How do you replace the brake pads on a Harley Davidson?

How do you replace the brake pads on a Harley Davidson?

Place the tip of a flat screwdriver against the rear brake pad’s metal backing plate. Push the brake pads away from the rear brake disc. Remove the brake pad pins from the outer face of the rear brake caliper using a socket wrench.

When to replace brake pads ( minimum brake pads )?

This is the standard thickness size that you will see for most new brake pads. It should take about 50,000 miles (more or less) for the thickness to 3 to 4 millimeters. It all depends on how aggressively and frequently you use your brakes so while 50k miles is average for many, 20k miles may be more realistic for some.

Where can I buy new brake pads for my car?

While you can purchase new brake pads at your local auto parts store or online, the best way to get the right brake pads is to get them replaced at the dealership which sold you the vehicle.

What should the thickness of the brake pads be?

Therefore, anywhere from 3mm to 4mm is the recommended thickness to replace brake pads in most cases. You may be able to get away with slightly less thickness, but certainly nothing less than 2mm.

How much does it cost to replace a brake pad?

That said, for brake pad replacement only, you can expect to pay between $35 and $150 for parts for all four wheels.
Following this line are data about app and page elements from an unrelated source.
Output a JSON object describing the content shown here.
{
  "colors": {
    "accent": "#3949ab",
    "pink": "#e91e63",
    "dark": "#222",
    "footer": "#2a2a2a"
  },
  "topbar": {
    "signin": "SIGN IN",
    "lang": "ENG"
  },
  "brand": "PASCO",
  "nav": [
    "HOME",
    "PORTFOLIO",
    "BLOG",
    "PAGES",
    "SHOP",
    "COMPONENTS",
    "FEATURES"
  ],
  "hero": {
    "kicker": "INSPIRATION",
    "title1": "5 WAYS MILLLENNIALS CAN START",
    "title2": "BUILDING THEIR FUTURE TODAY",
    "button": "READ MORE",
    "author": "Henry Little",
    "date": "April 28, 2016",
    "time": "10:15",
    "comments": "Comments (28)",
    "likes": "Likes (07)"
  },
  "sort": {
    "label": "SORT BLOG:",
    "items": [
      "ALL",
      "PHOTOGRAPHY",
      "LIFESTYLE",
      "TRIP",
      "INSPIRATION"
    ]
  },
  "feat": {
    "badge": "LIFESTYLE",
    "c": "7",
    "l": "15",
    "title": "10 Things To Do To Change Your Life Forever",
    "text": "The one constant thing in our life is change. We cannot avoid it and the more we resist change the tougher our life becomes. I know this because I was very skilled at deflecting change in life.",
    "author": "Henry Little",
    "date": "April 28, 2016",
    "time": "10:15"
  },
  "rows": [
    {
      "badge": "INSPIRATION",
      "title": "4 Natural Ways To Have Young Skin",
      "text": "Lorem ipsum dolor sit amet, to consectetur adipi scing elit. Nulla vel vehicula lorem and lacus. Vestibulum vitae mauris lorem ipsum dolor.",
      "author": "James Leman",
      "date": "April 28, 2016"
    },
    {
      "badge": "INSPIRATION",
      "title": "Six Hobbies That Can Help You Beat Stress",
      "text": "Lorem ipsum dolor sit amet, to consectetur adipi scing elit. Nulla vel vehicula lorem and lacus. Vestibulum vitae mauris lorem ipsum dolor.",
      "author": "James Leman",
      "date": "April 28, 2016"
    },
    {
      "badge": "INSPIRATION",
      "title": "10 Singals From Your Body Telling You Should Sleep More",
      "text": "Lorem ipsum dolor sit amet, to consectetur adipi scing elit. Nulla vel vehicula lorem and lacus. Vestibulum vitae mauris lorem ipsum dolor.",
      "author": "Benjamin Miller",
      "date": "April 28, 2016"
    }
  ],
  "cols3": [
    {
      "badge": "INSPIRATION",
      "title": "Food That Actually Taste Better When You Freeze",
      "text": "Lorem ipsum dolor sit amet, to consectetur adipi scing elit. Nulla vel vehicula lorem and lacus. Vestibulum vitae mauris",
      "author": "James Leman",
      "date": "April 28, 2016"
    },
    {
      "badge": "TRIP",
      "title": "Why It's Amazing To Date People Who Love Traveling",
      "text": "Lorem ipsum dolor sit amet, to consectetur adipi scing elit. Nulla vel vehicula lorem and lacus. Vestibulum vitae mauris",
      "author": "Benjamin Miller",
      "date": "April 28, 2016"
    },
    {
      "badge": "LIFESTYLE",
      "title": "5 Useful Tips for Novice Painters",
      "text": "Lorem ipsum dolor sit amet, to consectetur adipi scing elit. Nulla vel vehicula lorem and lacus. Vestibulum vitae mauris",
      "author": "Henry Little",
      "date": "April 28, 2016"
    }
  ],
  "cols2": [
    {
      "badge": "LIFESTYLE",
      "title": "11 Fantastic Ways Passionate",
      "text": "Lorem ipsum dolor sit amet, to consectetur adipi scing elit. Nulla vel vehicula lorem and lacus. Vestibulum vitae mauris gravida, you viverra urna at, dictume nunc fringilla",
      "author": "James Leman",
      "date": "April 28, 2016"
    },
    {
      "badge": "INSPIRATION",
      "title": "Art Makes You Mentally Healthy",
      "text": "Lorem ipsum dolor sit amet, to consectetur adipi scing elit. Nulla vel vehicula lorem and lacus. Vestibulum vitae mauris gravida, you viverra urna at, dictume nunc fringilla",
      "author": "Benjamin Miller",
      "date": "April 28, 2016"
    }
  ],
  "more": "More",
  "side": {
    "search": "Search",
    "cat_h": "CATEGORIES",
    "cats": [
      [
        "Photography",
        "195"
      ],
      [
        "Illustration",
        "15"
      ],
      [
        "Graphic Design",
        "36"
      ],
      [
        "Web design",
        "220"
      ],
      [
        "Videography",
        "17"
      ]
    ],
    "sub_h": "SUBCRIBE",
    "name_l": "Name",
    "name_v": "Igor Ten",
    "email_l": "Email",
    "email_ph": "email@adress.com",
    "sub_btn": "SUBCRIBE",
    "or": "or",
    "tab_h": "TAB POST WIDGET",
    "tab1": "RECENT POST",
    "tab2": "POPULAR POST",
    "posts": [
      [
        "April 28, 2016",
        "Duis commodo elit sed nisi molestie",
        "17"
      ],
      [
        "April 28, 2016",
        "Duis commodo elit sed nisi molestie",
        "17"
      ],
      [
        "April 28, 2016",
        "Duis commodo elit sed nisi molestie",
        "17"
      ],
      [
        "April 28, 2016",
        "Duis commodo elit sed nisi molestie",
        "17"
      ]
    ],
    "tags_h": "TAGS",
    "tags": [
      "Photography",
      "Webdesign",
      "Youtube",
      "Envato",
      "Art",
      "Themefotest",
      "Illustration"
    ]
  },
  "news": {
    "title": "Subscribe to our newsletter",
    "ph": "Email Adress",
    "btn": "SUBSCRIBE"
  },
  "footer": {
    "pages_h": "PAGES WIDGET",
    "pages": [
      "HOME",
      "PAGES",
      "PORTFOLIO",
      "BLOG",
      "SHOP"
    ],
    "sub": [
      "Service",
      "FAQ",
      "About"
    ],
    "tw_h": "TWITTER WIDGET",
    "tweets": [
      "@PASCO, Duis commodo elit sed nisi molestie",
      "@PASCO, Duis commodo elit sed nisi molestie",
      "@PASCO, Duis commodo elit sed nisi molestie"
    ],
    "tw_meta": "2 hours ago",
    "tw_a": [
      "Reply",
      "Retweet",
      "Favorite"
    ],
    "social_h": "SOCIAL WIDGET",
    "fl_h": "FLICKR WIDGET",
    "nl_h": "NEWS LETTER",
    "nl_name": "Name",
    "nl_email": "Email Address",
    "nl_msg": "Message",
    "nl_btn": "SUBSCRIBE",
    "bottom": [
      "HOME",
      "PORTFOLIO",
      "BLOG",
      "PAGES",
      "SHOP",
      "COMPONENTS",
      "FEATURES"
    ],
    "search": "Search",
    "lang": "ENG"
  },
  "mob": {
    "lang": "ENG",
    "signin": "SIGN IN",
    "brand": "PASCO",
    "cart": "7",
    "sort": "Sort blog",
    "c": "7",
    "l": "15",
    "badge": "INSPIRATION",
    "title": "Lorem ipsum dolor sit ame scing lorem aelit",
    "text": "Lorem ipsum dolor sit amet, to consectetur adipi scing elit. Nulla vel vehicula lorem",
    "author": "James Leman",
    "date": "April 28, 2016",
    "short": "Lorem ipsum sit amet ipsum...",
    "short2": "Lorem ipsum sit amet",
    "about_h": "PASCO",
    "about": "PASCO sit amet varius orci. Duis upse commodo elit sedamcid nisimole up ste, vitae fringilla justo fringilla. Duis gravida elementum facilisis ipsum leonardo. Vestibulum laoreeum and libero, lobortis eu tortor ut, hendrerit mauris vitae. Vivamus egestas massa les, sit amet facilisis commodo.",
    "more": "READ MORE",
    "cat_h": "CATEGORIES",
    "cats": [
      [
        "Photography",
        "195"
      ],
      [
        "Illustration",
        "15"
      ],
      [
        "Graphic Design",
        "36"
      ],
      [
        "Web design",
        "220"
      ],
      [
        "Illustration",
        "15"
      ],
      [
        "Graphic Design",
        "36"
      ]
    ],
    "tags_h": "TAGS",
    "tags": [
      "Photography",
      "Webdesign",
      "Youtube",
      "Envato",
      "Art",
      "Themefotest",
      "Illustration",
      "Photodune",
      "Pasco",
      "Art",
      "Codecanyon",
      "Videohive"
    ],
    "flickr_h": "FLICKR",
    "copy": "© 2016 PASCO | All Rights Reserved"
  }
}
Labor typically runs between $80 and $120 per axle, making for a grand total of between $115 and $270 per axle.

How do you replace the front brake on a Harley Davidson?

Bob shows you how to remove and service the front caliper pad, the pad slide pin and the caliper mount on your Harley Davidson Softail or Dyna. He says it is imperative that you apply anti-seize to the parts and clean them with brake cleaner, otherwise oxidation will cause the bolts to lock to the caliper and render the entire assembly useless.

How often do brake pads and rotors need to be replaced?

However, some may need replacement every 25,000 miles, while others can last far longer than 70,000 miles. Outside of brake pads, brake rotors and calipers, which are more expensive and often more complicated to replace than pads, have varying life cycles.